Old wooden planks, broken cupboards? There is so much wood lying around that can easily be recycled into something. With this upcycling craft we created a range of beautiful, handmade inspirational signs to put in the garden using wooden off-cuts a cabinet maker threw away. Follow our easy step by step instructions and make your own recycled garden signs!
This is fantastic way for you to create something unique and upcycled for your garden! You will be trying your hand at painting, or even practicing or refining your paint techniques during this great recycled craft project.
We have used left over pieces of masonite and chipboard to create this project. If you have any spare flat pieces of wood, masonite or chipboard lying around in the garage please use these!
Our boards ranged in size between 470mm and 330mm by 170mm in size.
Now we need to paint each board. We have painted two of our boards off-white, and one green, but you can obviously use any colours you like.
Use the largest brush of the three, to spread an even thin coat over the top and sides of the board. Allow this to dry before painting the underside.
You may find that, depending on your selected colours, you will need a second and sometimes even third coat of paint for a nice even finish, so if you need to, add another coat until you have a good, solid finish.
We suggest at least two coats anyway. After the first coat, you should use a small, very fine, piece of sand paper to smooth out any lumps and bumps after painting. Then paint again with the second coat.
With the boards evenly painted to a superb finish, you are now ready to mark out your chosen text!
We have chosen the words 'Thank you', Beautiful' and 'Hope' for our three boards.
What you should do is create a word document with your chosen words in the desired font, and then print these out large enough for your boards. If the prints out are larger than one A4, use sellotape to attach them to each other, creating a larger sheet, where the words appear whole. This will simplify your transfer/copying process.
Now we need to transfer or copy the lettering (words) onto our boards.
Place your first board face up on your working surface. Place a sheet of carbon paper down onto the board. Again, as in Step 4, if you require more than one sheet of carbon paper, use sellotape to create a large enough sheet. Over the carbon paper, place your printed words. You will need to feel your way through the paper and carbon paper, to the centre of the board, for final positioning of the lettering.
Once the carbon paper and your print out are both in place, use a pen or pencil to trace the outline of the lettering. While tracing your letting, use an even pressure to maintain a clear transfer.
When complete, remove the paper and carbon paper to reveal your letting transfer on the board.
Continue as above for your other boards. First by placing the carbon paper onto the masonite board, placing the print out on top, and then tracing the lettering onto the board.
Now we can start painting!

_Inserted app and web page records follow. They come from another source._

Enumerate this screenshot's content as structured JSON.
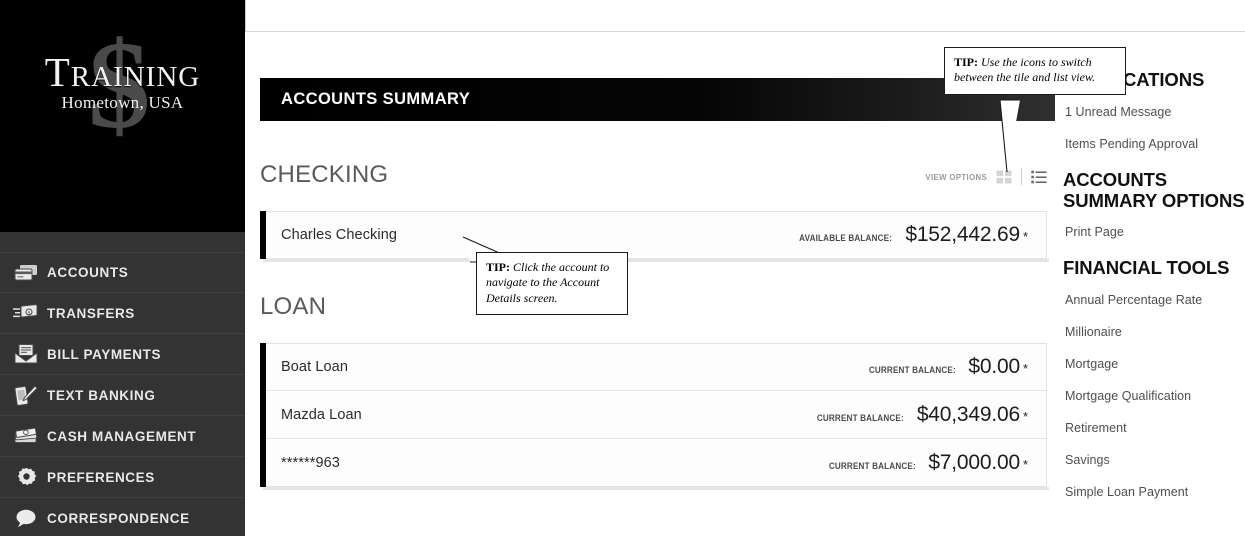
{
  "brand": {
    "name": "Training",
    "tagline": "Hometown, USA",
    "dollar_glyph": "$"
  },
  "sidebar": {
    "items": [
      {
        "label": "ACCOUNTS",
        "icon": "cards-icon"
      },
      {
        "label": "TRANSFERS",
        "icon": "transfer-icon"
      },
      {
        "label": "BILL PAYMENTS",
        "icon": "bill-envelope-icon"
      },
      {
        "label": "TEXT BANKING",
        "icon": "phone-pen-icon"
      },
      {
        "label": "CASH MANAGEMENT",
        "icon": "cash-stack-icon"
      },
      {
        "label": "PREFERENCES",
        "icon": "gear-icon"
      },
      {
        "label": "CORRESPONDENCE",
        "icon": "speech-bubble-icon"
      }
    ]
  },
  "main": {
    "page_title": "ACCOUNTS SUMMARY",
    "view_options_label": "VIEW OPTIONS",
    "view_tile_icon": "grid-tile-icon",
    "view_list_icon": "list-view-icon",
    "sections": [
      {
        "title": "CHECKING",
        "accounts": [
          {
            "name": "Charles Checking",
            "balance_label": "AVAILABLE BALANCE:",
            "balance": "$152,442.69",
            "footnote": "*"
          }
        ]
      },
      {
        "title": "LOAN",
        "accounts": [
          {
            "name": "Boat Loan",
            "balance_label": "CURRENT BALANCE:",
            "balance": "$0.00",
            "footnote": "*"
          },
          {
            "name": "Mazda Loan",
            "balance_label": "CURRENT BALANCE:",
            "balance": "$40,349.06",
            "footnote": "*"
          },
          {
            "name": "******963",
            "balance_label": "CURRENT BALANCE:",
            "balance": "$7,000.00",
            "footnote": "*"
          }
        ]
      }
    ]
  },
  "right_panel": {
    "notifications": {
      "heading": "NOTIFICATIONS",
      "items": [
        "1 Unread Message",
        "Items Pending Approval"
      ]
    },
    "accounts_summary_options": {
      "heading": "ACCOUNTS SUMMARY OPTIONS",
      "items": [
        "Print Page"
      ]
    },
    "financial_tools": {
      "heading": "FINANCIAL TOOLS",
      "items": [
        "Annual Percentage Rate",
        "Millionaire",
        "Mortgage",
        "Mortgage Qualification",
        "Retirement",
        "Savings",
        "Simple Loan Payment"
      ]
    }
  },
  "tips": [
    {
      "lead": "TIP:",
      "text": "Use the icons to switch between the tile and list view."
    },
    {
      "lead": "TIP:",
      "text": "Click the account to navigate to the Account Details screen."
    }
  ]
}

We have used off-white on the green board, and green on the white boards. You can use any colours you like, but we strongly suggest you use complimentary colours for the biggest impact. You want to use the smallest brush for this work as it will put your steady hand to practice and you want to get very fine detail.
It is a good idea to use the end of the largest brush to lift your hand off from the board while you paint.
It is also a good idea to work away from the area you are painting to prevent smudging, so if you are left handed, work from right to left (as in the picture below), and if you are right handed, work from left to right.
With your lettering painted on, allow to dry and then come back to add decorations to the background of your board. We have used a simple leaf / flower free hand design to decorate our masonite boards.
With all of your boards now painted with lettering and decoration, you will need to clear coat each one to protect it from the elements.
You should use an exterior varnish, preferably a resin based varnish as opposed to a urethane based varnish as it is far less likely to discolour over time. Use a large brush to evenly coat all sides of the board. You will not need to sand after each layer and re-apply. One or two coats will do, but be sure to allow the first coat to dry properly before applying the second coat.
Well done! You have completed your project!
You can nail these boards into a wall in the garden or hang them up somewhere special.